**What the task requires:** In the records below, find each line that holds "text" and return it.

[Page and application data records]
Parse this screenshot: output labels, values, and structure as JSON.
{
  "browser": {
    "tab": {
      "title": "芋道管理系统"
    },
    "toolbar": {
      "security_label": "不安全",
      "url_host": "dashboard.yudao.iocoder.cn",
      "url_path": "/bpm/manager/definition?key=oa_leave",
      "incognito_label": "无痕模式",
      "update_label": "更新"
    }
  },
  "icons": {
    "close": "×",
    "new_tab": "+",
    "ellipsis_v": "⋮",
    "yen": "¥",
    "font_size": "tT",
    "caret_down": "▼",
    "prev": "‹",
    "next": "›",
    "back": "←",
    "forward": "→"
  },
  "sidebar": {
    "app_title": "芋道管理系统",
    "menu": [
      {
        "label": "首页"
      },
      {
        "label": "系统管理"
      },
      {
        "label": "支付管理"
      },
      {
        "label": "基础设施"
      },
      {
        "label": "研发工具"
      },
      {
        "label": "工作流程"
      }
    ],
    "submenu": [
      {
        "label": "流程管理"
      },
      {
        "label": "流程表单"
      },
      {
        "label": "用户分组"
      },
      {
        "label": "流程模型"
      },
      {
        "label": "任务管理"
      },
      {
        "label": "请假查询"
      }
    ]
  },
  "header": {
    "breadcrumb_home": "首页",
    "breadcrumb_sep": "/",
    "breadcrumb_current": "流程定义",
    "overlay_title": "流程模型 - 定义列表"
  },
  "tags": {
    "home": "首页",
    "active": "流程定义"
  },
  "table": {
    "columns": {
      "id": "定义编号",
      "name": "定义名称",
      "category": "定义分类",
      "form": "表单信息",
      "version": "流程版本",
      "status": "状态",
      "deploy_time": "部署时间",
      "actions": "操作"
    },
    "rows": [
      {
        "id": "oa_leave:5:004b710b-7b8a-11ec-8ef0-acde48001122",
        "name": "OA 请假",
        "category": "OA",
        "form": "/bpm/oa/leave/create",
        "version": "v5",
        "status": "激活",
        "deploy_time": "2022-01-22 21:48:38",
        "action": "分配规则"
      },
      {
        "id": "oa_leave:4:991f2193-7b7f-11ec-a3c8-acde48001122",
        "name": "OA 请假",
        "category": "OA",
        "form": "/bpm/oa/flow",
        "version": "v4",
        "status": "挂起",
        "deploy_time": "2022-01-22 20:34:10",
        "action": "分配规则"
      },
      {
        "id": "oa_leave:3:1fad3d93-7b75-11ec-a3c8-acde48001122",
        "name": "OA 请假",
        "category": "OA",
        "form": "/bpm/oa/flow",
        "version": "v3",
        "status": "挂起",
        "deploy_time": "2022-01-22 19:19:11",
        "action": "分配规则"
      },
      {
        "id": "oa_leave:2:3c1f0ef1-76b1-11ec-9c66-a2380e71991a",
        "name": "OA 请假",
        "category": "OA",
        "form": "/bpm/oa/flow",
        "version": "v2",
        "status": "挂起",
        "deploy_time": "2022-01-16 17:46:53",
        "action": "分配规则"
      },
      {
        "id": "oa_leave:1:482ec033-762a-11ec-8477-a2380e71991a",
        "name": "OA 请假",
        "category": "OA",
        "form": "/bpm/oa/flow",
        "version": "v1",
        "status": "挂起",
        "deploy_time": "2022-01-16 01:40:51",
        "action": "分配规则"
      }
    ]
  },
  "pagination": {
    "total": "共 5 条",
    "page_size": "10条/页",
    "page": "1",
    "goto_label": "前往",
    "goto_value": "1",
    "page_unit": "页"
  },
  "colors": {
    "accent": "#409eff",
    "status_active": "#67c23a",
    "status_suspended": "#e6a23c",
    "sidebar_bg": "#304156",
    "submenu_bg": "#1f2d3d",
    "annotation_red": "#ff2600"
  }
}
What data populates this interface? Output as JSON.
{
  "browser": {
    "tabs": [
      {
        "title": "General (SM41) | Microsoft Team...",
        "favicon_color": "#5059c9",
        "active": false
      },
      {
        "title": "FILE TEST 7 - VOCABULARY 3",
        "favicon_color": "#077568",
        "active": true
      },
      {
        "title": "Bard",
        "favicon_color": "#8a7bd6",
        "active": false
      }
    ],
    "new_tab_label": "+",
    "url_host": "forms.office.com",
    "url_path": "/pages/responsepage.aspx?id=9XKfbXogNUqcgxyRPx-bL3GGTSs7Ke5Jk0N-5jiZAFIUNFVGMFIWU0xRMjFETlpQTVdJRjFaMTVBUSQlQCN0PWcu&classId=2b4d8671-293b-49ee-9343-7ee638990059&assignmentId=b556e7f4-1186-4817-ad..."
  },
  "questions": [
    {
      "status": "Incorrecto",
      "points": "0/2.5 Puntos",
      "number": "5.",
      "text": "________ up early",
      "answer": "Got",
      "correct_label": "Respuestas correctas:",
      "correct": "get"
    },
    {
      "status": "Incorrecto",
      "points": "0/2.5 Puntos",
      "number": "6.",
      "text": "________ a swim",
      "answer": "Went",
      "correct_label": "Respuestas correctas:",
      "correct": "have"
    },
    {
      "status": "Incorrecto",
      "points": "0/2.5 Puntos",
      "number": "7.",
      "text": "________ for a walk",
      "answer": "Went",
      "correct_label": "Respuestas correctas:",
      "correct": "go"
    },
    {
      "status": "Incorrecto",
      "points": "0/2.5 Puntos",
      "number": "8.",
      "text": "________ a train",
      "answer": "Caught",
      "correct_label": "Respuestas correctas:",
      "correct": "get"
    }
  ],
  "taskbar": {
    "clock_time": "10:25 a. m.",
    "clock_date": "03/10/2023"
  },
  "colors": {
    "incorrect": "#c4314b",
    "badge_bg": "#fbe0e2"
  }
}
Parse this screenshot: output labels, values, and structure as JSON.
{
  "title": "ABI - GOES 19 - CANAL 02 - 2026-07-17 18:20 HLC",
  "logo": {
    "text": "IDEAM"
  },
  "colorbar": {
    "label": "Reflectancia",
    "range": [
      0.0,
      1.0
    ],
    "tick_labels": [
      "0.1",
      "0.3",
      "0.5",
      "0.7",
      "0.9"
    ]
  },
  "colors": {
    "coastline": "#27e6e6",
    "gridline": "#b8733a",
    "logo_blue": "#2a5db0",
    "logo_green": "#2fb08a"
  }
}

**Solution to the problem:**
      "text": "________ up early",
      "text": "________ a swim",
      "text": "________ for a walk",
      "text": "________ a train",
    "text": "IDEAM"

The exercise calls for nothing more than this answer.